Employees’ views about success change with the economic outlook, unnecessarily tearing the social fabric of organisations during difficult times.
How do you view success? Is it a finite resource, meaning that your success requires someone else to fail, or is there enough to go around? Your answer may determine whether you view your co-workers as potentially beneficial or detrimental to your own success. When the opportunity arises to help a colleague, it may therefore dictate how you respond.
This is more than a private, idiosyncratic issue. Previous studies have shown that employee helpfulness is key to organisational effectiveness. The extent to which people are willing to help at work, however, changes in response to prevailing macroeconomic conditions, as my recent paper in Academy of Management Journal (co-written by Marko Pitesa of Singapore Management University) finds. As the economic outlook darkens, so do employees’ attitudes toward one another. The uphill slog of doing business during a downturn is thus made even steeper.
A panic response
Of course, a certain amount of selfishness can be a rational response to a downturn. The threat of layoffs, for example, will naturally turn employees’ concerns towards their own job prospects. Our studies, however, modelled situations where participants could help others at no apparent cost to themselves. That they withheld help anyway indicates a phenomenon more closely resembling the illogic of panic selling or bank runs than rational self-interest.
First, we verified our core premise – that an unfriendly economy contributes to what we termed a “zero-sum construal of success”– by analysing nearly 60,000 responses to the World Values Survey alongside information about the respondents’ macroeconomic context. We discovered a relationship between bad economic indicators and the belief that success is a “zero-sum good”.
Next, we tested our hypothesis that news of a downturn could negatively affect workplace helping. In two separate experiments, we found that professionals who had just read an article describing the U.S. economy as declining were less likely to offer to point a colleague in the right direction (even though it cost them nothing to do so) than peers who read an optimistic news article.

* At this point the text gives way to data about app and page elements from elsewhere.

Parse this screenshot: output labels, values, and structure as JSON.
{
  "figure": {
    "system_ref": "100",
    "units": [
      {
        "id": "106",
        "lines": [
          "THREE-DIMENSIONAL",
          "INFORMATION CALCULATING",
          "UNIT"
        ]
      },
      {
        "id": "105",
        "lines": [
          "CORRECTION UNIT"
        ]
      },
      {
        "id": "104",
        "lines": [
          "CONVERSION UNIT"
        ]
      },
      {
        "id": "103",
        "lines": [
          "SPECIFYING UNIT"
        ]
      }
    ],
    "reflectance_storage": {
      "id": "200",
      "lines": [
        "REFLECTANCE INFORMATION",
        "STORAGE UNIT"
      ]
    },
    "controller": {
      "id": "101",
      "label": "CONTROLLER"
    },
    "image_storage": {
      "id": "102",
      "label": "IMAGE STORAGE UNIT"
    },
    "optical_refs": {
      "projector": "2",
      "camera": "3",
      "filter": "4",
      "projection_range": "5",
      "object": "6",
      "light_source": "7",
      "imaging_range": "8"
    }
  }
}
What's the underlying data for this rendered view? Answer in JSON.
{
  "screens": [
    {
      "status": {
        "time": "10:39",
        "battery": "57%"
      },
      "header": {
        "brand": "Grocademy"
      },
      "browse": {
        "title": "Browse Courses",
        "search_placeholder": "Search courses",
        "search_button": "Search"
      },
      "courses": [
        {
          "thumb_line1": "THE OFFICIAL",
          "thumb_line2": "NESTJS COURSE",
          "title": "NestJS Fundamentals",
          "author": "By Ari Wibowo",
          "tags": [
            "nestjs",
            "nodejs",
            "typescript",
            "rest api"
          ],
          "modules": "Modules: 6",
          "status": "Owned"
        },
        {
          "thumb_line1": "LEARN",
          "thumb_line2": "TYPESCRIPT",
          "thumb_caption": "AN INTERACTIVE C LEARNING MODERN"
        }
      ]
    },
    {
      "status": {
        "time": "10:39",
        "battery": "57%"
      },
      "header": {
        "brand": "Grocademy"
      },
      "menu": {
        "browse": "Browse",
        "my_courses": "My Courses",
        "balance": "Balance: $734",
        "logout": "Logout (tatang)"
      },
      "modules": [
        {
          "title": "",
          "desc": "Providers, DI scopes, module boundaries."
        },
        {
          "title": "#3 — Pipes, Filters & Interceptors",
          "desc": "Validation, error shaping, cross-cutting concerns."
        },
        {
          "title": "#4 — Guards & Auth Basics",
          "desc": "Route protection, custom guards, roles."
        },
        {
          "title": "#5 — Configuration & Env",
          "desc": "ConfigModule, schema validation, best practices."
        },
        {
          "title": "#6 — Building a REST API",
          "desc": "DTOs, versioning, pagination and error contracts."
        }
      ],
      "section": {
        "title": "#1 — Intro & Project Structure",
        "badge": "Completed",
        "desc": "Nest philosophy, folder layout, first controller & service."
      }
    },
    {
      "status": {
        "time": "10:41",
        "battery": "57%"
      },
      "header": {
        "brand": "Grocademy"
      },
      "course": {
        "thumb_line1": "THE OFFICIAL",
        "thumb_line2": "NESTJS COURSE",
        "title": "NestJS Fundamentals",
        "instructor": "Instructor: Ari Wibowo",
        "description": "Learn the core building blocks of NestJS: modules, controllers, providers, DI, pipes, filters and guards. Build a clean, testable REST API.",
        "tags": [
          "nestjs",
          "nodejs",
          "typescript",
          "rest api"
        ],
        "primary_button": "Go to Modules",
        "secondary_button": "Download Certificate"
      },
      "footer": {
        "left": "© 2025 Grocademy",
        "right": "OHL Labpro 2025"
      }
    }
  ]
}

Finally, we launched a field study in which the participants did not even know they were a part of the research until the very end. Posing as the marketing department of a business school, we recruited 101 freelance marketing and sales professionals hailing from 47 different countries, ostensibly to evaluate the work of an intern who had devised a new slogan to promote university-branded merchandise. Participants were told that the school’s policy required all freelancers to complete paperwork including questions on how they perceived the state of the economy in their home country.
Note, freelancers in the final study could not reasonably have felt threatened by the “intern” we invented, seeing as how they had neither met the intern, nor were eligible to compete for the same job. Nonetheless, when given the option to append helpful advice to their evaluation, freelancers who felt negatively about the state of their home economy were more likely to decline or to write less than their more optimistic counterparts. Across studies, we found that the unhelpful behaviour in response to difficult economic times was due to an increased tendency to view success as a zero-sum good.
Community and cooperation
Our findings imply that workforce cohesion is often at its lowest when managers need it most, i.e. during tough economic times. It should be possible to weaken the zero-sum effect by emphasising community and cooperation. Managers should stress joint goals in order to refute the notion that success can be doled out only on an individual basis. Needless to say, it helps if you have a more collective-minded corporate culture from the start. That way, you can simply emphasise existing values, rather than having to establish new ones and make them credible.
In advance of an economic downturn, managers should identify junctures in the employee network where it’s especially important for employees to help each other. For example, new hires are highly dependent on colleagues to show them the ropes; otherwise their learning curve lengthens and the company ultimately loses out. In certain cases, organisations may need to make formal changes to heighten employees’ awareness of interdependence, e.g. by instituting joint financial incentives within a department.
Managers should also cast a watchful eye inward to ensure that they themselves don’t succumb to the insular mentality downturns often inspire. When times are tough, listening to employees with sensitivity and care combats pessimism and persuades them that you are all indeed in this together.
Nina Sirola is a Post-Doctoral Fellow at INSEAD.